The Task Force is funded by major gum manufacturers including Mars Wrigley and Perfetti Van Melle, with the investment spread over five years. This year the selected councils will receive funding totalling more than £1.2 million.

Monitoring and evaluation carried out by Behaviour Change has shown that in areas that benefitted last year a reduced rate of gum littering is still being observed six months after clean-up and the installation of prevention materials. 

Rushcliffe Borough Council’s Cabinet Portfolio Holder for Environment and Safety Cllr Rob Inglis said: “We’re delighted our funding application was successful and we are now clearing areas that are spoilt by chewing gum.

“It creates an eyesore and it can stick to footwear and clothing, and we want to encourage people to bin their gum, there are no excuses.

“Our three new eco-friendly gum removal machines are a fantastic asset for our cleansing team who are now fully trained in using the equipment. The machines are fully electric which aligns with our Carbon Clever priorities to further protect the environment.”

Estimates suggest the annual clean-up cost of chewing gum for councils in the UK is around £7 million and, according to Keep Britain Tidy, around 77% of England’s streets and 99% of retail sites are stained with gum.

Environment Minister Rebecca Pow said: “Littering blights our communities, spoils our countryside, harms our wildlife and wastes taxpayers’ money when cleaning it up. That’s why we’re working with gum producers to tackle chewing gum stains.

“After the success of the first round of funding, this next slice will give councils further support to clean up our towns and cities.”

In its first year the task force awarded 44 grants worth a total of £1.2 million, benefitting 53 councils who were able to clean an estimated 2.5km2 of pavement, an area larger than 467 football pitches.

By combining targeted street cleaning with specially designed signage to encourage people to bin their gum, participating councils achieved reductions in gum littering of up to 80% in the first two months.”

Allison Ogden-Newton OBE, Keep Britain Tidy’s chief executive, said: “Chewing gum litter is highly visible on our high streets and is both difficult and expensive to clean up, so the support for councils provided by the Chewing Gum Task Force and the gum manufacturers is very welcome.

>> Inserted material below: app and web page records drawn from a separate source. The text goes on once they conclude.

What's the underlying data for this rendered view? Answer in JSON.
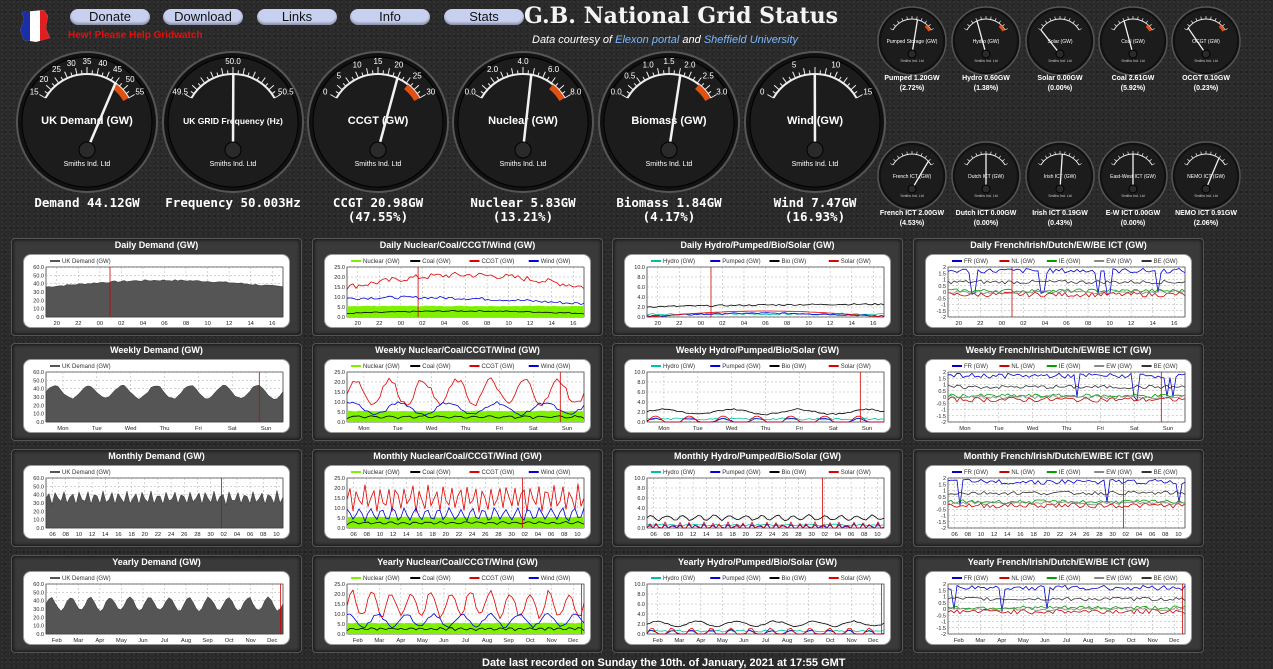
{
  "nav": [
    "Donate",
    "Download",
    "Links",
    "Info",
    "Stats"
  ],
  "help_text": "Hew! Please Help Gridwatch",
  "site_title": "G.B. National Grid Status",
  "credit": {
    "prefix": "Data courtesy of ",
    "elexon": "Elexon portal",
    "mid": " and ",
    "sheffield": "Sheffield University"
  },
  "gauge_brand": "Smiths Ind. Ltd",
  "colors": {
    "nuclear": "#7ef000",
    "coal": "#000000",
    "ccgt": "#e00000",
    "wind": "#0000e0",
    "hydro": "#00c0a0",
    "pumped": "#0000e0",
    "bio": "#000000",
    "solar": "#e00000",
    "fr": "#0000d0",
    "nl": "#d00000",
    "ie": "#00a000",
    "ew": "#888888",
    "be": "#333333",
    "demand_fill": "#555555",
    "marker": "#d00000"
  },
  "big_gauges": [
    {
      "label": "UK Demand (GW)",
      "min": 0,
      "max": 55,
      "ticks": [
        "15",
        "20",
        "25",
        "30",
        "35",
        "40",
        "45",
        "50",
        "55"
      ],
      "value": 44.12,
      "caption1": "Demand 44.12GW",
      "caption2": "",
      "redzone": true
    },
    {
      "label": "UK GRID Frequency (Hz)",
      "min": 49.5,
      "max": 50.5,
      "ticks": [
        "49.5",
        "50.0",
        "50.5"
      ],
      "value": 50.003,
      "caption1": "Frequency 50.003Hz",
      "caption2": "",
      "redzone": false
    },
    {
      "label": "CCGT (GW)",
      "min": 0,
      "max": 30,
      "ticks": [
        "0",
        "5",
        "10",
        "15",
        "20",
        "25",
        "30"
      ],
      "value": 20.98,
      "caption1": "CCGT 20.98GW",
      "caption2": "(47.55%)",
      "redzone": true
    },
    {
      "label": "Nuclear (GW)",
      "min": 0,
      "max": 10,
      "ticks": [
        "0.0",
        "2.0",
        "4.0",
        "6.0",
        "8.0"
      ],
      "value": 5.83,
      "caption1": "Nuclear 5.83GW",
      "caption2": "(13.21%)",
      "redzone": true
    },
    {
      "label": "Biomass (GW)",
      "min": 0,
      "max": 3,
      "ticks": [
        "0.0",
        "0.5",
        "1.0",
        "1.5",
        "2.0",
        "2.5",
        "3.0"
      ],
      "value": 1.84,
      "caption1": "Biomass 1.84GW",
      "caption2": "(4.17%)",
      "redzone": true
    },
    {
      "label": "Wind (GW)",
      "min": 0,
      "max": 15,
      "ticks": [
        "0",
        "5",
        "10",
        "15"
      ],
      "value": 7.47,
      "caption1": "Wind 7.47GW",
      "caption2": "(16.93%)",
      "redzone": false
    }
  ],
  "small_gauges": [
    {
      "label": "Pumped Storage (GW)",
      "value_frac": 0.62,
      "caption1": "Pumped 1.20GW",
      "caption2": "(2.72%)"
    },
    {
      "label": "Hydro (GW)",
      "value_frac": 0.3,
      "caption1": "Hydro 0.60GW",
      "caption2": "(1.38%)"
    },
    {
      "label": "Solar (GW)",
      "value_frac": 0.0,
      "caption1": "Solar 0.00GW",
      "caption2": "(0.00%)"
    },
    {
      "label": "Coal (GW)",
      "value_frac": 0.3,
      "caption1": "Coal 2.61GW",
      "caption2": "(5.92%)"
    },
    {
      "label": "OCGT (GW)",
      "value_frac": 0.05,
      "caption1": "OCGT 0.10GW",
      "caption2": "(0.23%)"
    },
    {
      "label": "French ICT (GW)",
      "value_frac": 0.9,
      "caption1": "French ICT 2.00GW",
      "caption2": "(4.53%)"
    },
    {
      "label": "Dutch ICT (GW)",
      "value_frac": 0.5,
      "caption1": "Dutch ICT 0.00GW",
      "caption2": "(0.00%)"
    },
    {
      "label": "Irish ICT (GW)",
      "value_frac": 0.55,
      "caption1": "Irish ICT 0.19GW",
      "caption2": "(0.43%)"
    },
    {
      "label": "East-West ICT (GW)",
      "value_frac": 0.5,
      "caption1": "E-W ICT 0.00GW",
      "caption2": "(0.00%)"
    },
    {
      "label": "NEMO ICT (GW)",
      "value_frac": 0.8,
      "caption1": "NEMO ICT 0.91GW",
      "caption2": "(2.06%)"
    }
  ],
  "chart_data": [
    {
      "id": "daily-demand",
      "title": "Daily Demand (GW)",
      "type": "area",
      "kind": "demand",
      "ylim": [
        0,
        60
      ],
      "yticks": [
        "0.0",
        "10.0",
        "20.0",
        "30.0",
        "40.0",
        "50.0",
        "60.0"
      ],
      "xlabels": [
        "20",
        "22",
        "00",
        "02",
        "04",
        "06",
        "08",
        "10",
        "12",
        "14",
        "16"
      ],
      "legend": [
        "UK Demand (GW)"
      ],
      "marker": 0.27
    },
    {
      "id": "daily-gen",
      "title": "Daily Nuclear/Coal/CCGT/Wind (GW)",
      "type": "line",
      "kind": "gen",
      "ylim": [
        0,
        25
      ],
      "yticks": [
        "0.0",
        "5.0",
        "10.0",
        "15.0",
        "20.0",
        "25.0"
      ],
      "xlabels": [
        "20",
        "22",
        "00",
        "02",
        "04",
        "06",
        "08",
        "10",
        "12",
        "14",
        "16"
      ],
      "legend": [
        "Nuclear (GW)",
        "Coal (GW)",
        "CCGT (GW)",
        "Wind (GW)"
      ],
      "marker": 0.3
    },
    {
      "id": "daily-hydro",
      "title": "Daily Hydro/Pumped/Bio/Solar (GW)",
      "type": "line",
      "kind": "hydro",
      "ylim": [
        0,
        10
      ],
      "yticks": [
        "0.0",
        "2.0",
        "4.0",
        "6.0",
        "8.0",
        "10.0"
      ],
      "xlabels": [
        "20",
        "22",
        "00",
        "02",
        "04",
        "06",
        "08",
        "10",
        "12",
        "14",
        "16"
      ],
      "legend": [
        "Hydro (GW)",
        "Pumped (GW)",
        "Bio (GW)",
        "Solar (GW)"
      ],
      "marker": 0.27
    },
    {
      "id": "daily-ict",
      "title": "Daily French/Irish/Dutch/EW/BE ICT (GW)",
      "type": "line",
      "kind": "ict",
      "ylim": [
        -2,
        2
      ],
      "yticks": [
        "-2",
        "-1.5",
        "-1",
        "-0.5",
        "0",
        "0.5",
        "1",
        "1.5",
        "2"
      ],
      "xlabels": [
        "20",
        "22",
        "00",
        "02",
        "04",
        "06",
        "08",
        "10",
        "12",
        "14",
        "16"
      ],
      "legend": [
        "FR (GW)",
        "NL (GW)",
        "IE (GW)",
        "EW (GW)",
        "BE (GW)"
      ],
      "marker": 0.27
    },
    {
      "id": "weekly-demand",
      "title": "Weekly Demand (GW)",
      "type": "area",
      "kind": "demand",
      "ylim": [
        0,
        60
      ],
      "yticks": [
        "0.0",
        "10.0",
        "20.0",
        "30.0",
        "40.0",
        "50.0",
        "60.0"
      ],
      "xlabels": [
        "Mon",
        "Tue",
        "Wed",
        "Thu",
        "Fri",
        "Sat",
        "Sun"
      ],
      "legend": [
        "UK Demand (GW)"
      ],
      "marker": 0.9
    },
    {
      "id": "weekly-gen",
      "title": "Weekly Nuclear/Coal/CCGT/Wind (GW)",
      "type": "line",
      "kind": "gen",
      "ylim": [
        0,
        25
      ],
      "yticks": [
        "0.0",
        "5.0",
        "10.0",
        "15.0",
        "20.0",
        "25.0"
      ],
      "xlabels": [
        "Mon",
        "Tue",
        "Wed",
        "Thu",
        "Fri",
        "Sat",
        "Sun"
      ],
      "legend": [
        "Nuclear (GW)",
        "Coal (GW)",
        "CCGT (GW)",
        "Wind (GW)"
      ],
      "marker": 0.9
    },
    {
      "id": "weekly-hydro",
      "title": "Weekly Hydro/Pumped/Bio/Solar (GW)",
      "type": "line",
      "kind": "hydro",
      "ylim": [
        0,
        10
      ],
      "yticks": [
        "0.0",
        "2.0",
        "4.0",
        "6.0",
        "8.0",
        "10.0"
      ],
      "xlabels": [
        "Mon",
        "Tue",
        "Wed",
        "Thu",
        "Fri",
        "Sat",
        "Sun"
      ],
      "legend": [
        "Hydro (GW)",
        "Pumped (GW)",
        "Bio (GW)",
        "Solar (GW)"
      ],
      "marker": 0.9
    },
    {
      "id": "weekly-ict",
      "title": "Weekly French/Irish/Dutch/EW/BE ICT (GW)",
      "type": "line",
      "kind": "ict",
      "ylim": [
        -2,
        2
      ],
      "yticks": [
        "-2",
        "-1.5",
        "-1",
        "-0.5",
        "0",
        "0.5",
        "1",
        "1.5",
        "2"
      ],
      "xlabels": [
        "Mon",
        "Tue",
        "Wed",
        "Thu",
        "Fri",
        "Sat",
        "Sun"
      ],
      "legend": [
        "FR (GW)",
        "NL (GW)",
        "IE (GW)",
        "EW (GW)",
        "BE (GW)"
      ],
      "marker": 0.9
    },
    {
      "id": "monthly-demand",
      "title": "Monthly Demand (GW)",
      "type": "area",
      "kind": "demand",
      "ylim": [
        0,
        60
      ],
      "yticks": [
        "0.0",
        "10.0",
        "20.0",
        "30.0",
        "40.0",
        "50.0",
        "60.0"
      ],
      "xlabels": [
        "06",
        "08",
        "10",
        "12",
        "14",
        "16",
        "18",
        "20",
        "22",
        "24",
        "26",
        "28",
        "30",
        "02",
        "04",
        "06",
        "08",
        "10"
      ],
      "legend": [
        "UK Demand (GW)"
      ],
      "marker": 0.74
    },
    {
      "id": "monthly-gen",
      "title": "Monthly Nuclear/Coal/CCGT/Wind (GW)",
      "type": "line",
      "kind": "gen",
      "ylim": [
        0,
        25
      ],
      "yticks": [
        "0.0",
        "5.0",
        "10.0",
        "15.0",
        "20.0",
        "25.0"
      ],
      "xlabels": [
        "06",
        "08",
        "10",
        "12",
        "14",
        "16",
        "18",
        "20",
        "22",
        "24",
        "26",
        "28",
        "30",
        "02",
        "04",
        "06",
        "08",
        "10"
      ],
      "legend": [
        "Nuclear (GW)",
        "Coal (GW)",
        "CCGT (GW)",
        "Wind (GW)"
      ],
      "marker": 0.74
    },
    {
      "id": "monthly-hydro",
      "title": "Monthly Hydro/Pumped/Bio/Solar (GW)",
      "type": "line",
      "kind": "hydro",
      "ylim": [
        0,
        10
      ],
      "yticks": [
        "0.0",
        "2.0",
        "4.0",
        "6.0",
        "8.0",
        "10.0"
      ],
      "xlabels": [
        "06",
        "08",
        "10",
        "12",
        "14",
        "16",
        "18",
        "20",
        "22",
        "24",
        "26",
        "28",
        "30",
        "02",
        "04",
        "06",
        "08",
        "10"
      ],
      "legend": [
        "Hydro (GW)",
        "Pumped (GW)",
        "Bio (GW)",
        "Solar (GW)"
      ],
      "marker": 0.74
    },
    {
      "id": "monthly-ict",
      "title": "Monthly French/Irish/Dutch/EW/BE ICT (GW)",
      "type": "line",
      "kind": "ict",
      "ylim": [
        -2,
        2
      ],
      "yticks": [
        "-2",
        "-1.5",
        "-1",
        "-0.5",
        "0",
        "0.5",
        "1",
        "1.5",
        "2"
      ],
      "xlabels": [
        "06",
        "08",
        "10",
        "12",
        "14",
        "16",
        "18",
        "20",
        "22",
        "24",
        "26",
        "28",
        "30",
        "02",
        "04",
        "06",
        "08",
        "10"
      ],
      "legend": [
        "FR (GW)",
        "NL (GW)",
        "IE (GW)",
        "EW (GW)",
        "BE (GW)"
      ],
      "marker": 0.74
    },
    {
      "id": "yearly-demand",
      "title": "Yearly Demand (GW)",
      "type": "area",
      "kind": "demand",
      "ylim": [
        0,
        60
      ],
      "yticks": [
        "0.0",
        "10.0",
        "20.0",
        "30.0",
        "40.0",
        "50.0",
        "60.0"
      ],
      "xlabels": [
        "Feb",
        "Mar",
        "Apr",
        "May",
        "Jun",
        "Jul",
        "Aug",
        "Sep",
        "Oct",
        "Nov",
        "Dec"
      ],
      "legend": [
        "UK Demand (GW)"
      ],
      "marker": 0.99
    },
    {
      "id": "yearly-gen",
      "title": "Yearly Nuclear/Coal/CCGT/Wind (GW)",
      "type": "line",
      "kind": "gen",
      "ylim": [
        0,
        25
      ],
      "yticks": [
        "0.0",
        "5.0",
        "10.0",
        "15.0",
        "20.0",
        "25.0"
      ],
      "xlabels": [
        "Feb",
        "Mar",
        "Apr",
        "May",
        "Jun",
        "Jul",
        "Aug",
        "Sep",
        "Oct",
        "Nov",
        "Dec"
      ],
      "legend": [
        "Nuclear (GW)",
        "Coal (GW)",
        "CCGT (GW)",
        "Wind (GW)"
      ],
      "marker": 0.99
    },
    {
      "id": "yearly-hydro",
      "title": "Yearly Hydro/Pumped/Bio/Solar (GW)",
      "type": "line",
      "kind": "hydro",
      "ylim": [
        0,
        10
      ],
      "yticks": [
        "0.0",
        "2.0",
        "4.0",
        "6.0",
        "8.0",
        "10.0"
      ],
      "xlabels": [
        "Feb",
        "Mar",
        "Apr",
        "May",
        "Jun",
        "Jul",
        "Aug",
        "Sep",
        "Oct",
        "Nov",
        "Dec"
      ],
      "legend": [
        "Hydro (GW)",
        "Pumped (GW)",
        "Bio (GW)",
        "Solar (GW)"
      ],
      "marker": 0.99
    },
    {
      "id": "yearly-ict",
      "title": "Yearly French/Irish/Dutch/EW/BE ICT (GW)",
      "type": "line",
      "kind": "ict",
      "ylim": [
        -2,
        2
      ],
      "yticks": [
        "-2",
        "-1.5",
        "-1",
        "-0.5",
        "0",
        "0.5",
        "1",
        "1.5",
        "2"
      ],
      "xlabels": [
        "Feb",
        "Mar",
        "Apr",
        "May",
        "Jun",
        "Jul",
        "Aug",
        "Sep",
        "Oct",
        "Nov",
        "Dec"
      ],
      "legend": [
        "FR (GW)",
        "NL (GW)",
        "IE (GW)",
        "EW (GW)",
        "BE (GW)"
      ],
      "marker": 0.99
    }
  ],
  "footer": "Date last recorded on Sunday the 10th. of January, 2021 at 17:55 GMT"
}
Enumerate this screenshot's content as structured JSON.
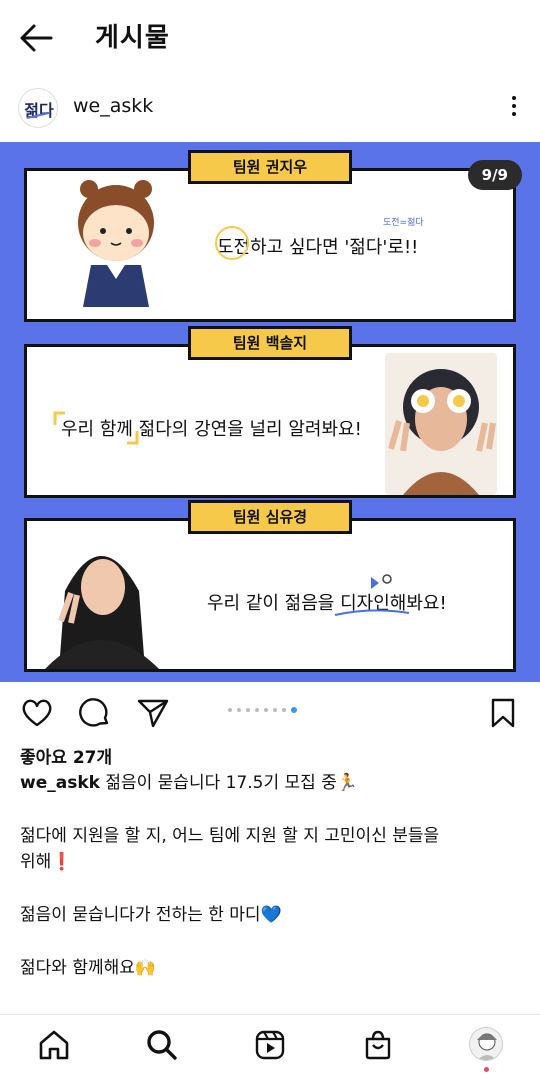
{
  "header": {
    "title": "게시물"
  },
  "post": {
    "username": "we_askk",
    "logo_text": "젊다",
    "slide_counter": "9/9",
    "slide_count": 9,
    "active_slide": 9,
    "panels": [
      {
        "tag": "팀원 권지우",
        "text": "도전하고 싶다면 '젊다'로!!",
        "note": "도전=젊다"
      },
      {
        "tag": "팀원 백솔지",
        "text": "우리 함께 젊다의 강연을 널리 알려봐요!"
      },
      {
        "tag": "팀원 심유경",
        "text": "우리 같이 젊음을 디자인해봐요!"
      }
    ],
    "colors": {
      "background": "#5b73e8",
      "tag": "#f7c94b",
      "dot_active": "#3897f0"
    },
    "likes": "좋아요 27개",
    "caption": {
      "username": "we_askk",
      "line1": "젊음이 묻습니다 17.5기 모집 중🏃",
      "line2": "젊다에 지원을 할 지, 어느 팀에 지원 할 지 고민이신 분들을",
      "line3": "위해❗",
      "line4": "젊음이 묻습니다가 전하는 한 마디💙",
      "line5": "젊다와 함께해요🙌"
    }
  },
  "icons": {
    "back": "arrow-left-icon",
    "more": "more-vertical-icon",
    "like": "heart-icon",
    "comment": "comment-icon",
    "share": "send-icon",
    "save": "bookmark-icon",
    "nav": [
      "home-icon",
      "search-icon",
      "reels-icon",
      "shop-icon",
      "profile-avatar"
    ]
  }
}
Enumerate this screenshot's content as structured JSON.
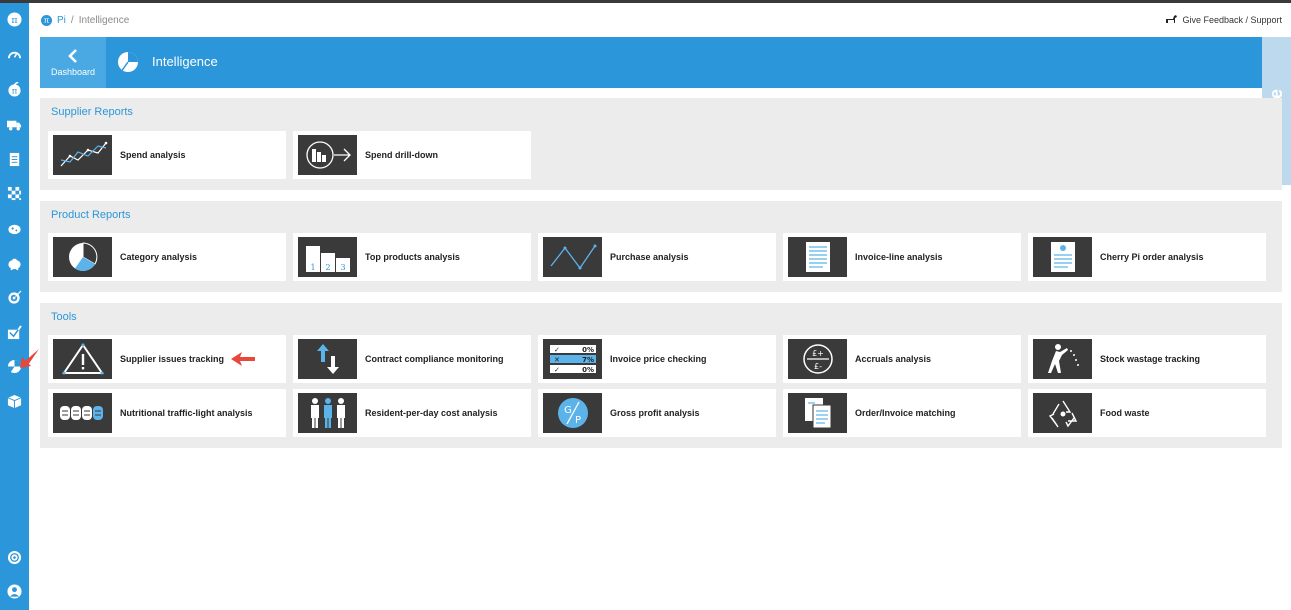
{
  "breadcrumb": {
    "home": "Pi",
    "separator": "/",
    "current": "Intelligence"
  },
  "feedback": {
    "label": "Give Feedback / Support"
  },
  "header": {
    "back_label": "Dashboard",
    "title": "Intelligence"
  },
  "watermark": {
    "text": "Demo Site"
  },
  "sidebar": {
    "items": [
      {
        "icon": "pi-logo-icon"
      },
      {
        "icon": "dashboard-gauge-icon"
      },
      {
        "icon": "pi-apple-icon"
      },
      {
        "icon": "truck-icon"
      },
      {
        "icon": "document-icon"
      },
      {
        "icon": "checkerboard-icon"
      },
      {
        "icon": "cow-icon"
      },
      {
        "icon": "piggy-bank-icon"
      },
      {
        "icon": "target-icon"
      },
      {
        "icon": "checked-box-icon"
      },
      {
        "icon": "intelligence-pie-icon"
      },
      {
        "icon": "box-icon"
      },
      {
        "icon": "chat-help-icon"
      },
      {
        "icon": "user-icon"
      }
    ]
  },
  "sections": {
    "supplier": {
      "title": "Supplier Reports",
      "cards": [
        "Spend analysis",
        "Spend drill-down"
      ]
    },
    "product": {
      "title": "Product Reports",
      "cards": [
        "Category analysis",
        "Top products analysis",
        "Purchase analysis",
        "Invoice-line analysis",
        "Cherry Pi order analysis"
      ]
    },
    "tools": {
      "title": "Tools",
      "cards": [
        "Supplier issues tracking",
        "Contract compliance monitoring",
        "Invoice price checking",
        "Accruals analysis",
        "Stock wastage tracking",
        "Nutritional traffic-light analysis",
        "Resident-per-day cost analysis",
        "Gross profit analysis",
        "Order/Invoice matching",
        "Food waste"
      ]
    }
  },
  "thumb_text": {
    "top_products": [
      "1",
      "2",
      "3"
    ],
    "price_check": [
      "0%",
      "7%",
      "0%"
    ],
    "accruals": [
      "£+",
      "£-"
    ],
    "gross_profit": [
      "G",
      "P"
    ]
  },
  "colors": {
    "accent": "#2b96d9",
    "panel": "#ececec",
    "thumb": "#3a3a3a",
    "annotation": "#e8473b"
  }
}
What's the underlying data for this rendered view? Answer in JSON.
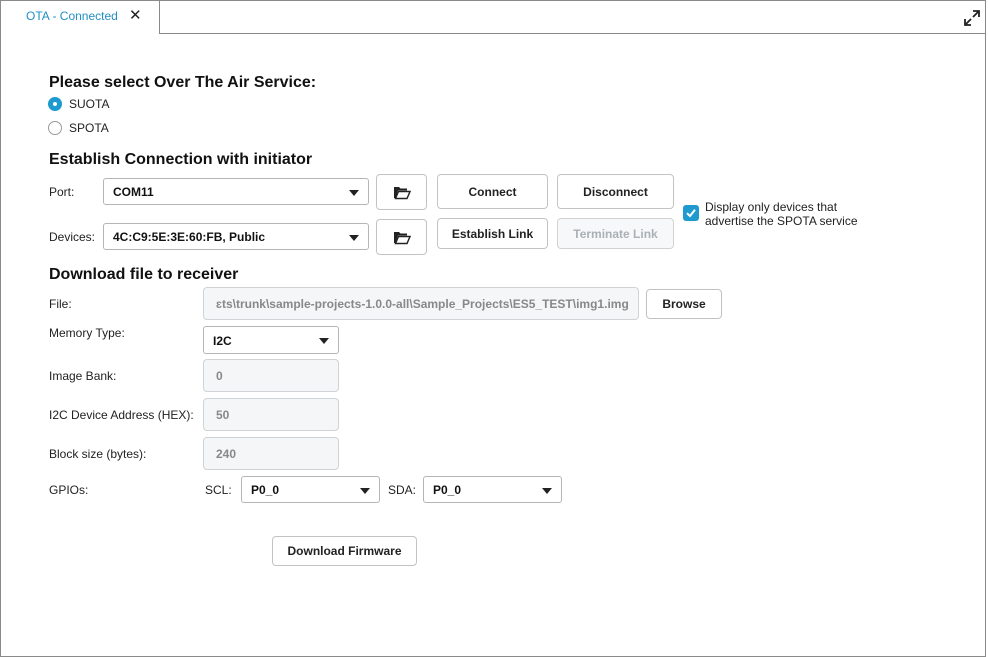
{
  "tab": {
    "title": "OTA - Connected",
    "close_glyph": "✕"
  },
  "ota_service": {
    "heading": "Please select Over The Air Service:",
    "options": [
      {
        "label": "SUOTA",
        "selected": true
      },
      {
        "label": "SPOTA",
        "selected": false
      }
    ]
  },
  "connection": {
    "heading": "Establish Connection with initiator",
    "port_label": "Port:",
    "port_value": "COM11",
    "devices_label": "Devices:",
    "devices_value": "4C:C9:5E:3E:60:FB, Public",
    "connect_label": "Connect",
    "disconnect_label": "Disconnect",
    "establish_link_label": "Establish Link",
    "terminate_link_label": "Terminate Link",
    "spota_filter_label": "Display only devices that advertise the SPOTA service",
    "spota_filter_checked": true
  },
  "download": {
    "heading": "Download file to receiver",
    "file_label": "File:",
    "file_value": "ɛts\\trunk\\sample-projects-1.0.0-all\\Sample_Projects\\ES5_TEST\\img1.img",
    "browse_label": "Browse",
    "memory_type_label": "Memory Type:",
    "memory_type_value": "I2C",
    "image_bank_label": "Image Bank:",
    "image_bank_value": "0",
    "i2c_address_label": "I2C Device Address (HEX):",
    "i2c_address_value": "50",
    "block_size_label": "Block size (bytes):",
    "block_size_value": "240",
    "gpios_label": "GPIOs:",
    "scl_label": "SCL:",
    "scl_value": "P0_0",
    "sda_label": "SDA:",
    "sda_value": "P0_0",
    "download_button_label": "Download Firmware"
  },
  "colors": {
    "accent": "#1f9ad0",
    "tab_text": "#1f8fc4",
    "disabled_text": "#a9b0b6"
  },
  "icons": [
    "close-icon",
    "maximize-icon",
    "folder-open-icon",
    "chevron-down-icon",
    "checkmark-icon"
  ]
}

“However, once the gum has been cleaned up, it is vital to remind the public that when it comes to litter, whether it’s gum or anything else, there is only one place it should be – in the bin – and that is why the behaviour change element of the task force’s work is so important.”